◆ **WHAT YOU SHOULD DO**: Scan the lines below and report each one containing "text" by copying it.

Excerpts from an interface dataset
^^^^

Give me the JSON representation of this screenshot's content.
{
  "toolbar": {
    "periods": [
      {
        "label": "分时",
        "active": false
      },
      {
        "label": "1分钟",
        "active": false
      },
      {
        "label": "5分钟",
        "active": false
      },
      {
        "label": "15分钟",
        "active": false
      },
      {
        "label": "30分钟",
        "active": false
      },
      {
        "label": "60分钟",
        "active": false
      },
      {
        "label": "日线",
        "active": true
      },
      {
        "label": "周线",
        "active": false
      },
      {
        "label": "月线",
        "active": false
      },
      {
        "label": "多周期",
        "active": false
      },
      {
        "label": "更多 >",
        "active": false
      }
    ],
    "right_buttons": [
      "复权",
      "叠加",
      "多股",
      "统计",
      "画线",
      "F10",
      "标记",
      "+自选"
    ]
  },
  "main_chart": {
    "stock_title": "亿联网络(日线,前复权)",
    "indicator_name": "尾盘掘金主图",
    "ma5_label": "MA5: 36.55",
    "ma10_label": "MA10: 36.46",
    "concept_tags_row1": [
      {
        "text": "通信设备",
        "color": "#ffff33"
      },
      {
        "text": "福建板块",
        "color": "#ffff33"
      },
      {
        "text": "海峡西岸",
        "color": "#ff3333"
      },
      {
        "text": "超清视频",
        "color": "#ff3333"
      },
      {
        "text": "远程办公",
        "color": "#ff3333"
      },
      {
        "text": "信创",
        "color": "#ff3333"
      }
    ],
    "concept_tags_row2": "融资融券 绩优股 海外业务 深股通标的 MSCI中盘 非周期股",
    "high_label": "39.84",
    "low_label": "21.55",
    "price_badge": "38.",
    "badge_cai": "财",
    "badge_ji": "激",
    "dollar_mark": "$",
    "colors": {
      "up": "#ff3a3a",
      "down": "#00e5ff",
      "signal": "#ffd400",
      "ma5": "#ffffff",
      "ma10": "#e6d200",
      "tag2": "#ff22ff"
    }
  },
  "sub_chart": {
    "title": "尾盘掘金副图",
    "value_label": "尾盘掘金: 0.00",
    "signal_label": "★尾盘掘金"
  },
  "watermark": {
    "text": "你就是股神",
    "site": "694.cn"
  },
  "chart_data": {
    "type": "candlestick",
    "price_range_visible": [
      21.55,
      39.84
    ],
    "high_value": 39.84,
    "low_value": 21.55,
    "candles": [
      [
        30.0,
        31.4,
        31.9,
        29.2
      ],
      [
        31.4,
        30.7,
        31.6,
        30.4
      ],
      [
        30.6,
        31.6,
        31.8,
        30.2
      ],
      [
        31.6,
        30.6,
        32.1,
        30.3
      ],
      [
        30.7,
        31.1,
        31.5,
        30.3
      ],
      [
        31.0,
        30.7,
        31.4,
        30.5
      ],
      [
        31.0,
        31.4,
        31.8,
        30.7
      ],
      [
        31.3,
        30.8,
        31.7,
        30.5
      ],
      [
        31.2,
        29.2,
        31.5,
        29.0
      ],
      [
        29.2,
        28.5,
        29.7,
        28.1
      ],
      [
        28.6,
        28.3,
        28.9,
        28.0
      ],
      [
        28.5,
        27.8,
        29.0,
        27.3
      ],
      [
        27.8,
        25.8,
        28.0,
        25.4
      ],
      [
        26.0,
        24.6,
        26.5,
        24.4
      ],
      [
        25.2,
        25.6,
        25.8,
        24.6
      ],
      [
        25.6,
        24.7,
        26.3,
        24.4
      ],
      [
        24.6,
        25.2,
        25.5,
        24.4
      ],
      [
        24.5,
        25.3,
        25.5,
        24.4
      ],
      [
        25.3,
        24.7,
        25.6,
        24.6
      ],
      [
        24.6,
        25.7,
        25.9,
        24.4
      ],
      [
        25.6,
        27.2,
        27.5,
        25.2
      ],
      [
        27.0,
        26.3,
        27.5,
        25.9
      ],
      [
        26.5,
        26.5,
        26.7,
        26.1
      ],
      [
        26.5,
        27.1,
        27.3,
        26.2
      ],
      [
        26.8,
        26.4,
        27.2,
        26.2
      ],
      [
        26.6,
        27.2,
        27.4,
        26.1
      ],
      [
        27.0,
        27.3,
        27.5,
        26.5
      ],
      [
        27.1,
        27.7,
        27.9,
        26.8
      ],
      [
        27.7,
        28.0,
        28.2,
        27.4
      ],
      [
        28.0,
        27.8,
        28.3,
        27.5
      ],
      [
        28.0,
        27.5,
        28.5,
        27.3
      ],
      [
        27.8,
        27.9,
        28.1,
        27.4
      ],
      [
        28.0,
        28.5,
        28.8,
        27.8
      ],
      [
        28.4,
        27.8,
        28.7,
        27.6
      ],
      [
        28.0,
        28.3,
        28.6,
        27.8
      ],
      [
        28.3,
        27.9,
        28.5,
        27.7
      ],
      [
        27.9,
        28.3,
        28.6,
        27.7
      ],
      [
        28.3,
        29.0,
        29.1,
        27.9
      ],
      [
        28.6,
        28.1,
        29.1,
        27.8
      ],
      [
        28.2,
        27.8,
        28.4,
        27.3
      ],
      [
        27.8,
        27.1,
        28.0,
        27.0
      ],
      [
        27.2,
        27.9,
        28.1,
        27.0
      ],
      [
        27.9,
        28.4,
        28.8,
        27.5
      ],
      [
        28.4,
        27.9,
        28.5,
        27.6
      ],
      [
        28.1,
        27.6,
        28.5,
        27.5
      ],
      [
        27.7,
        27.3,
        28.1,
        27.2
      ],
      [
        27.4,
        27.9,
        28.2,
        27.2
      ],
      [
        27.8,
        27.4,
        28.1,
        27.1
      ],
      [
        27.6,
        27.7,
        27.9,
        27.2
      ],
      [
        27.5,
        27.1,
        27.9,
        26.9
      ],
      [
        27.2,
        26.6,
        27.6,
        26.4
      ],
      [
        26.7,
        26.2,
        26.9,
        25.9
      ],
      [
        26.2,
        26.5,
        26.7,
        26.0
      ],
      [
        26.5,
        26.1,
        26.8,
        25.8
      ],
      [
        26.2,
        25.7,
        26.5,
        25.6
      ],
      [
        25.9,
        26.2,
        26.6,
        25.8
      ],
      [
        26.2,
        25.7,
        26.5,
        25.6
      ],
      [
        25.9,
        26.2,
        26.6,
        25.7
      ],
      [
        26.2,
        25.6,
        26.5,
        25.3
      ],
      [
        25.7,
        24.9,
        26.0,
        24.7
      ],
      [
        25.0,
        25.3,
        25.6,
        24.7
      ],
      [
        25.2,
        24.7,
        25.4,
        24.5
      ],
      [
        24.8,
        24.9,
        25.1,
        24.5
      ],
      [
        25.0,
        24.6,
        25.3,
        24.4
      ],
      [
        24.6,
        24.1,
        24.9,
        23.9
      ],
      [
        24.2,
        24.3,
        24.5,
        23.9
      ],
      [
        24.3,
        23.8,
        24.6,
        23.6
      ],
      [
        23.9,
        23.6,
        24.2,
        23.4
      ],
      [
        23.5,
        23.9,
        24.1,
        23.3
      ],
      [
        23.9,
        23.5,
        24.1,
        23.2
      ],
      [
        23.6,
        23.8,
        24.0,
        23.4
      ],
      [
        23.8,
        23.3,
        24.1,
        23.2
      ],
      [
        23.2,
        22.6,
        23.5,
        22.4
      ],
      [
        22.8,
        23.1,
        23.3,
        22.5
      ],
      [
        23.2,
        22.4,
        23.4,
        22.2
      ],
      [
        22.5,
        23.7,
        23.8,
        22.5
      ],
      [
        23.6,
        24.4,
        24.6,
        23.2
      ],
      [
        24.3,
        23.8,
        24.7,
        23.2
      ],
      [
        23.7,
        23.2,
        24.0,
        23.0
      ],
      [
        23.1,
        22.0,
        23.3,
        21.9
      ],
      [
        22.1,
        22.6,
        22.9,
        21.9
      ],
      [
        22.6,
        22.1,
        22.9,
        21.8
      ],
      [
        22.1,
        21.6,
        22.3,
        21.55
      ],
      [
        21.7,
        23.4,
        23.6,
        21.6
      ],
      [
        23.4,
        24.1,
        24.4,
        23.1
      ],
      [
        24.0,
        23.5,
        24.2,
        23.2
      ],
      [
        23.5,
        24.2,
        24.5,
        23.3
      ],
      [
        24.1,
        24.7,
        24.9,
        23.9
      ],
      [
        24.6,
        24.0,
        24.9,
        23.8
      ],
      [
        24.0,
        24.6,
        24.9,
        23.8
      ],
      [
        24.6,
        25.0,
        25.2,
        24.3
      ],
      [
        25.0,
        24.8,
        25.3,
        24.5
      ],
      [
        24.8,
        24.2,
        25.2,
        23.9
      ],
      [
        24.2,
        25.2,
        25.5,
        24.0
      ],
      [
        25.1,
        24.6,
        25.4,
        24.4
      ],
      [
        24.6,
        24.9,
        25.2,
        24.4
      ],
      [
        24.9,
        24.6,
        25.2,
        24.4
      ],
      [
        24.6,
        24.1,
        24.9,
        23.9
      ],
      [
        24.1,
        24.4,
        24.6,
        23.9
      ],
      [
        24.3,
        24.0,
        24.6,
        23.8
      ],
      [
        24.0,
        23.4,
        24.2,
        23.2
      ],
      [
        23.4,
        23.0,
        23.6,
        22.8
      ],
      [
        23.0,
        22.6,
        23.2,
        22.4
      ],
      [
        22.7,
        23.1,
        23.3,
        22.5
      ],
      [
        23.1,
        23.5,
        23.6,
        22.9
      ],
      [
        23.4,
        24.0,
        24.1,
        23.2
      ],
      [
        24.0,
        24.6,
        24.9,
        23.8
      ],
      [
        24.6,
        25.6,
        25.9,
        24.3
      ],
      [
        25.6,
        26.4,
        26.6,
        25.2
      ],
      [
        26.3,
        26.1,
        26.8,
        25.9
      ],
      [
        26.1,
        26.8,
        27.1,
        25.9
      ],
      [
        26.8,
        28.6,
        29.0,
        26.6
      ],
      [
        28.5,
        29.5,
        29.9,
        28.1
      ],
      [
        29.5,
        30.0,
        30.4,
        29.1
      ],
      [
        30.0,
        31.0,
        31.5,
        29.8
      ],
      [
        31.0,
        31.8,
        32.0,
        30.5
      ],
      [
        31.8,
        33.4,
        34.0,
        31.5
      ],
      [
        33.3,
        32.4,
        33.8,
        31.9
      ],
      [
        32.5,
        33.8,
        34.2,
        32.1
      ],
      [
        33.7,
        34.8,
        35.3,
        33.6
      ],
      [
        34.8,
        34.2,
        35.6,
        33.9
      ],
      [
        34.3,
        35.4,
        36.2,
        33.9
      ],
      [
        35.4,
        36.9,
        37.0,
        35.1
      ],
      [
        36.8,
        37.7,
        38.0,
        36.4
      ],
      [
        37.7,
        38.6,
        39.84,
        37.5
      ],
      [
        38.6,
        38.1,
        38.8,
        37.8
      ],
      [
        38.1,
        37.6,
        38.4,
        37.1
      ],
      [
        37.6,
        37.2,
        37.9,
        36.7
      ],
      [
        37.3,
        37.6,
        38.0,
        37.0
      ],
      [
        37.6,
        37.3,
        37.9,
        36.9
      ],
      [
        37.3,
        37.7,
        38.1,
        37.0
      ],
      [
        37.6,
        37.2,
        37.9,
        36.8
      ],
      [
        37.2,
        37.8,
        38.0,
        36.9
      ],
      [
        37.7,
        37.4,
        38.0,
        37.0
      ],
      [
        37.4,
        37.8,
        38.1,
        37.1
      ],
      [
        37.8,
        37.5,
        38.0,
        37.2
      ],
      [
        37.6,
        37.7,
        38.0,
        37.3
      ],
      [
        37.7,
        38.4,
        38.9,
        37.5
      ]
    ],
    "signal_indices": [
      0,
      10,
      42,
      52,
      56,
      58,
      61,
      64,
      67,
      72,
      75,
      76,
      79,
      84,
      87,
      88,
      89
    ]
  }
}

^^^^

◆ **THE COMPLETED TASK**:
        "text": "通信设备",
        "text": "福建板块",
        "text": "海峡西岸",
        "text": "超清视频",
        "text": "远程办公",
        "text": "信创",
    "text": "你就是股神",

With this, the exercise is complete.